Interface dataset entries:

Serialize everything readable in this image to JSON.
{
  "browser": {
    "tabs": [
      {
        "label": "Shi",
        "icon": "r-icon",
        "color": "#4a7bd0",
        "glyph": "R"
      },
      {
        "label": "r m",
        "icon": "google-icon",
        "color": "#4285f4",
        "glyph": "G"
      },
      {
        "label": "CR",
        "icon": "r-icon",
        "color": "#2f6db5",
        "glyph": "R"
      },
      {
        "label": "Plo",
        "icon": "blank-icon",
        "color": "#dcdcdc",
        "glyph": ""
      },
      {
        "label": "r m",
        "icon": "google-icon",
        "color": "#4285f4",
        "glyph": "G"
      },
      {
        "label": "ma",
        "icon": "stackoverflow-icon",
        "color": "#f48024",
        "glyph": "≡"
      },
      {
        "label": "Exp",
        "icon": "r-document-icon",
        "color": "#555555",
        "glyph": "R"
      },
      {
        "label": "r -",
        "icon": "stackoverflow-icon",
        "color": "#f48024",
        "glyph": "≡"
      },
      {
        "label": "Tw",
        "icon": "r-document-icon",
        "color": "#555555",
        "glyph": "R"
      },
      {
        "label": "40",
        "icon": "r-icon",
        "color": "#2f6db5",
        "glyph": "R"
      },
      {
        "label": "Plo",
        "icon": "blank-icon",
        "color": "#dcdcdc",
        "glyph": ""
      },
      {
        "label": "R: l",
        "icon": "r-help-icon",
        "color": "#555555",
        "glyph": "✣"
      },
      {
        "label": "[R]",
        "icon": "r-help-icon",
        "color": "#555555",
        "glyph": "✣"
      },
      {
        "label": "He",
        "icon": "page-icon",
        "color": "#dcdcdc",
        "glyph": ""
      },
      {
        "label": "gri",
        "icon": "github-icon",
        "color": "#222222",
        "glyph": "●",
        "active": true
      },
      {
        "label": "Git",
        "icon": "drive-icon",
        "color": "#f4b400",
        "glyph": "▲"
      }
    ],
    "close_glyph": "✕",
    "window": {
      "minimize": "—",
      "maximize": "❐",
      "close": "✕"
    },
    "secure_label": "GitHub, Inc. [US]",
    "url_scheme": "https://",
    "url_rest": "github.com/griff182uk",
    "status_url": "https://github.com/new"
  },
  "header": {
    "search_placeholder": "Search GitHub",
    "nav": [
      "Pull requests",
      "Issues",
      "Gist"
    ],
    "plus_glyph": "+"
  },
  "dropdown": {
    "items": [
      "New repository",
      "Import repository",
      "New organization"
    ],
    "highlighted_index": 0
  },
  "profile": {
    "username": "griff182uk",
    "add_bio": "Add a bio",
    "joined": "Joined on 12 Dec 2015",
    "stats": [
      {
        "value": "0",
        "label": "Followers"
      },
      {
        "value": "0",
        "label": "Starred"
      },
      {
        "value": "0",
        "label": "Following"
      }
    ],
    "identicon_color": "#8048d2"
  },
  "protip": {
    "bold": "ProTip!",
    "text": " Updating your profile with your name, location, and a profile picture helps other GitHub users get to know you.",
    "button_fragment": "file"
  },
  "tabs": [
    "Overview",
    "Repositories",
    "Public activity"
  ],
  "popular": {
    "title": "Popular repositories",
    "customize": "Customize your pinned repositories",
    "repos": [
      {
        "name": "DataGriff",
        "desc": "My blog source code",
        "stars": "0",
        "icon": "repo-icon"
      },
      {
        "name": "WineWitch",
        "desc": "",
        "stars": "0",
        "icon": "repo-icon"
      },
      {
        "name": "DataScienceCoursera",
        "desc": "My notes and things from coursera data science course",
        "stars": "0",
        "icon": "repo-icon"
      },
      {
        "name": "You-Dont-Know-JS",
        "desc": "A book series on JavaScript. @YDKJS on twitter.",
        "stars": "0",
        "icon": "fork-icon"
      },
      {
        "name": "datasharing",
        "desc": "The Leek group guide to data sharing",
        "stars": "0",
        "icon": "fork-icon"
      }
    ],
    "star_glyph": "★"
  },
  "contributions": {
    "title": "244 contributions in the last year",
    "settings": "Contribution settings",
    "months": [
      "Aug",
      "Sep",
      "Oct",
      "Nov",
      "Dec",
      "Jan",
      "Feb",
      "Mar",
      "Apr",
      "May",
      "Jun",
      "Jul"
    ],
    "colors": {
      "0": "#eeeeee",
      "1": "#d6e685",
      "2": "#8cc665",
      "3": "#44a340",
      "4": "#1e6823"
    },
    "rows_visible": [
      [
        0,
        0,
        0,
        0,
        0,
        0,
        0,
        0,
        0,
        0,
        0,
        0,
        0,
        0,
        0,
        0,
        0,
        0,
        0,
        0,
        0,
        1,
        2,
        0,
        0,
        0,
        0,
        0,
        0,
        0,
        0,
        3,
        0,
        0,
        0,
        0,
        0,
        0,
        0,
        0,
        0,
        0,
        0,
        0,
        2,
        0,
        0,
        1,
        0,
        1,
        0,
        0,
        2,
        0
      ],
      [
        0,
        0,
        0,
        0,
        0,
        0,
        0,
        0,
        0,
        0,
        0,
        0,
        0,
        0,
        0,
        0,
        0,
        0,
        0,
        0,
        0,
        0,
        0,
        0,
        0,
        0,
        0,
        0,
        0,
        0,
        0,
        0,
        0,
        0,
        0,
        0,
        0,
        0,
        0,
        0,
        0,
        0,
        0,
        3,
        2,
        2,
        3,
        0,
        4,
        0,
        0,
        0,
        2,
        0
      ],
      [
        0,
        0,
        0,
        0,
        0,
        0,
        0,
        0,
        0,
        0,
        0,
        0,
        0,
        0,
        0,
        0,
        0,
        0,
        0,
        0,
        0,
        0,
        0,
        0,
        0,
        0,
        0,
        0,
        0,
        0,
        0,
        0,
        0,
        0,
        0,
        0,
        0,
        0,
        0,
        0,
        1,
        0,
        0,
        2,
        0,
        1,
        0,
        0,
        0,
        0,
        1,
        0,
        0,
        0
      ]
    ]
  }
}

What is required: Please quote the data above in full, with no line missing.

Answer section:
Serialize everything readable in this image to JSON.
{
  "browser": {
    "tabs": [
      {
        "label": "Shi",
        "icon": "r-icon",
        "color": "#4a7bd0",
        "glyph": "R"
      },
      {
        "label": "r m",
        "icon": "google-icon",
        "color": "#4285f4",
        "glyph": "G"
      },
      {
        "label": "CR",
        "icon": "r-icon",
        "color": "#2f6db5",
        "glyph": "R"
      },
      {
        "label": "Plo",
        "icon": "blank-icon",
        "color": "#dcdcdc",
        "glyph": ""
      },
      {
        "label": "r m",
        "icon": "google-icon",
        "color": "#4285f4",
        "glyph": "G"
      },
      {
        "label": "ma",
        "icon": "stackoverflow-icon",
        "color": "#f48024",
        "glyph": "≡"
      },
      {
        "label": "Exp",
        "icon": "r-document-icon",
        "color": "#555555",
        "glyph": "R"
      },
      {
        "label": "r -",
        "icon": "stackoverflow-icon",
        "color": "#f48024",
        "glyph": "≡"
      },
      {
        "label": "Tw",
        "icon": "r-document-icon",
        "color": "#555555",
        "glyph": "R"
      },
      {
        "label": "40",
        "icon": "r-icon",
        "color": "#2f6db5",
        "glyph": "R"
      },
      {
        "label": "Plo",
        "icon": "blank-icon",
        "color": "#dcdcdc",
        "glyph": ""
      },
      {
        "label": "R: l",
        "icon": "r-help-icon",
        "color": "#555555",
        "glyph": "✣"
      },
      {
        "label": "[R]",
        "icon": "r-help-icon",
        "color": "#555555",
        "glyph": "✣"
      },
      {
        "label": "He",
        "icon": "page-icon",
        "color": "#dcdcdc",
        "glyph": ""
      },
      {
        "label": "gri",
        "icon": "github-icon",
        "color": "#222222",
        "glyph": "●",
        "active": true
      },
      {
        "label": "Git",
        "icon": "drive-icon",
        "color": "#f4b400",
        "glyph": "▲"
      }
    ],
    "close_glyph": "✕",
    "window": {
      "minimize": "—",
      "maximize": "❐",
      "close": "✕"
    },
    "secure_label": "GitHub, Inc. [US]",
    "url_scheme": "https://",
    "url_rest": "github.com/griff182uk",
    "status_url": "https://github.com/new"
  },
  "header": {
    "search_placeholder": "Search GitHub",
    "nav": [
      "Pull requests",
      "Issues",
      "Gist"
    ],
    "plus_glyph": "+"
  },
  "dropdown": {
    "items": [
      "New repository",
      "Import repository",
      "New organization"
    ],
    "highlighted_index": 0
  },
  "profile": {
    "username": "griff182uk",
    "add_bio": "Add a bio",
    "joined": "Joined on 12 Dec 2015",
    "stats": [
      {
        "value": "0",
        "label": "Followers"
      },
      {
        "value": "0",
        "label": "Starred"
      },
      {
        "value": "0",
        "label": "Following"
      }
    ],
    "identicon_color": "#8048d2"
  },
  "protip": {
    "bold": "ProTip!",
    "text": " Updating your profile with your name, location, and a profile picture helps other GitHub users get to know you.",
    "button_fragment": "file"
  },
  "tabs": [
    "Overview",
    "Repositories",
    "Public activity"
  ],
  "popular": {
    "title": "Popular repositories",
    "customize": "Customize your pinned repositories",
    "repos": [
      {
        "name": "DataGriff",
        "desc": "My blog source code",
        "stars": "0",
        "icon": "repo-icon"
      },
      {
        "name": "WineWitch",
        "desc": "",
        "stars": "0",
        "icon": "repo-icon"
      },
      {
        "name": "DataScienceCoursera",
        "desc": "My notes and things from coursera data science course",
        "stars": "0",
        "icon": "repo-icon"
      },
      {
        "name": "You-Dont-Know-JS",
        "desc": "A book series on JavaScript. @YDKJS on twitter.",
        "stars": "0",
        "icon": "fork-icon"
      },
      {
        "name": "datasharing",
        "desc": "The Leek group guide to data sharing",
        "stars": "0",
        "icon": "fork-icon"
      }
    ],
    "star_glyph": "★"
  },
  "contributions": {
    "title": "244 contributions in the last year",
    "settings": "Contribution settings",
    "months": [
      "Aug",
      "Sep",
      "Oct",
      "Nov",
      "Dec",
      "Jan",
      "Feb",
      "Mar",
      "Apr",
      "May",
      "Jun",
      "Jul"
    ],
    "colors": {
      "0": "#eeeeee",
      "1": "#d6e685",
      "2": "#8cc665",
      "3": "#44a340",
      "4": "#1e6823"
    },
    "rows_visible": [
      [
        0,
        0,
        0,
        0,
        0,
        0,
        0,
        0,
        0,
        0,
        0,
        0,
        0,
        0,
        0,
        0,
        0,
        0,
        0,
        0,
        0,
        1,
        2,
        0,
        0,
        0,
        0,
        0,
        0,
        0,
        0,
        3,
        0,
        0,
        0,
        0,
        0,
        0,
        0,
        0,
        0,
        0,
        0,
        0,
        2,
        0,
        0,
        1,
        0,
        1,
        0,
        0,
        2,
        0
      ],
      [
        0,
        0,
        0,
        0,
        0,
        0,
        0,
        0,
        0,
        0,
        0,
        0,
        0,
        0,
        0,
        0,
        0,
        0,
        0,
        0,
        0,
        0,
        0,
        0,
        0,
        0,
        0,
        0,
        0,
        0,
        0,
        0,
        0,
        0,
        0,
        0,
        0,
        0,
        0,
        0,
        0,
        0,
        0,
        3,
        2,
        2,
        3,
        0,
        4,
        0,
        0,
        0,
        2,
        0
      ],
      [
        0,
        0,
        0,
        0,
        0,
        0,
        0,
        0,
        0,
        0,
        0,
        0,
        0,
        0,
        0,
        0,
        0,
        0,
        0,
        0,
        0,
        0,
        0,
        0,
        0,
        0,
        0,
        0,
        0,
        0,
        0,
        0,
        0,
        0,
        0,
        0,
        0,
        0,
        0,
        0,
        1,
        0,
        0,
        2,
        0,
        1,
        0,
        0,
        0,
        0,
        1,
        0,
        0,
        0
      ]
    ]
  }
}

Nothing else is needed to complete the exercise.